Iterate a Cursor in the mongo Shell
db.collection.find() method returns a cursor. To access the documents, you need to iterate the cursor. However, in the
mongo shell, if the returned cursor is not assigned to a variable using the
var keyword, then the cursor is automatically iterated up to 20 times  to print up to the first 20 documents in the results.
The following examples describe ways to manually iterate the cursor to access the documents or to use the iterator index.
You can call the cursor variable in the shell to iterate up to 20 times  and print the matching documents, as in the following example:
You can also use the cursor method
next() to access the documents, as in the following example:
As an alternative print operation, consider the
printjson() helper method to replace
You can use the cursor method
forEach() to iterate the cursor and access the documents, as in the following example:
|||(1, 2) You can use the
Additionally, some drivers provide access to the documents by using an index on the cursor (i.e.
cursor[index]). This is a shortcut for first calling the
toArray() method and then using an index on the resulting array.
Consider the following example:
myCursor is equivalent to the following example:
By default, the server will automatically close the cursor after 10 minutes of inactivity, or if client has exhausted the cursor.
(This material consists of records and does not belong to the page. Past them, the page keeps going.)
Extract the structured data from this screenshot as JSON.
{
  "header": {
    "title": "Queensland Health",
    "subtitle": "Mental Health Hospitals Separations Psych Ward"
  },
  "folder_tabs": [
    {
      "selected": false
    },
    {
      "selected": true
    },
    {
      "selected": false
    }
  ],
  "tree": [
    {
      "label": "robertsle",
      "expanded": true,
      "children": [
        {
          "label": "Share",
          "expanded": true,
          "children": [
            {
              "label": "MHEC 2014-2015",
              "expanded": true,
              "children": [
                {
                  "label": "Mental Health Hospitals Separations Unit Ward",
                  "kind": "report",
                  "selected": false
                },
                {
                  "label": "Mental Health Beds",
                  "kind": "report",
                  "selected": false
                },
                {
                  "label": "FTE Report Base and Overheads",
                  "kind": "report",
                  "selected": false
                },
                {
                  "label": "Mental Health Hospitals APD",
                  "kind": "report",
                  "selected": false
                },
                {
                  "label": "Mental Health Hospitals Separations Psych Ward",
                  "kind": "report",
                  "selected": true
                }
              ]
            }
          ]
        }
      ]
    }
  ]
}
To override this behavior in the
mongo shell, you can use the
After setting the
noCursorTimeout option, you must either close the cursor manually with
cursor.close() or by exhausting the cursor’s results.
See your driver documentation for information on setting the
As a cursor returns documents, other operations may interleave with the query. For the MMAPv1 storage engine, intervening write operations on a document may result in a cursor that returns a document more than once if that document has changed. To handle this situation, see the information on Cursor Snapshot.
The MongoDB server returns the query results in batches. The amount of data in the batch will not exceed the maximum BSON document size. To override the default size of the batch, see
aggregate() operations have an initial batch size of 101 documents by default. Subsequent
getMore operations issued against the resulting cursor have no default batch size, so they are limited only by the 16 megabyte message size.
For queries that include a sort operation without an index, the server must load all the documents in memory to perform the sort before returning any results.
As you iterate through the cursor and reach the end of the returned batch, if there are more results,
cursor.next() will perform a
getMore operation to retrieve the next batch. To see how many documents remain in the batch as you iterate the cursor, you can use the
objsLeftInBatch() method, as in the following example:
- number of timed out cursors since the last server restart
- number of open cursors with the option
DBQuery.Option.noTimeoutset to prevent timeout after a period of inactivity
- number of “pinned” open cursors
- total number of open cursors
Consider the following example which calls the
db.serverStatus() method and accesses the
metrics field from the results and then the
cursor field from the
The result is the following document: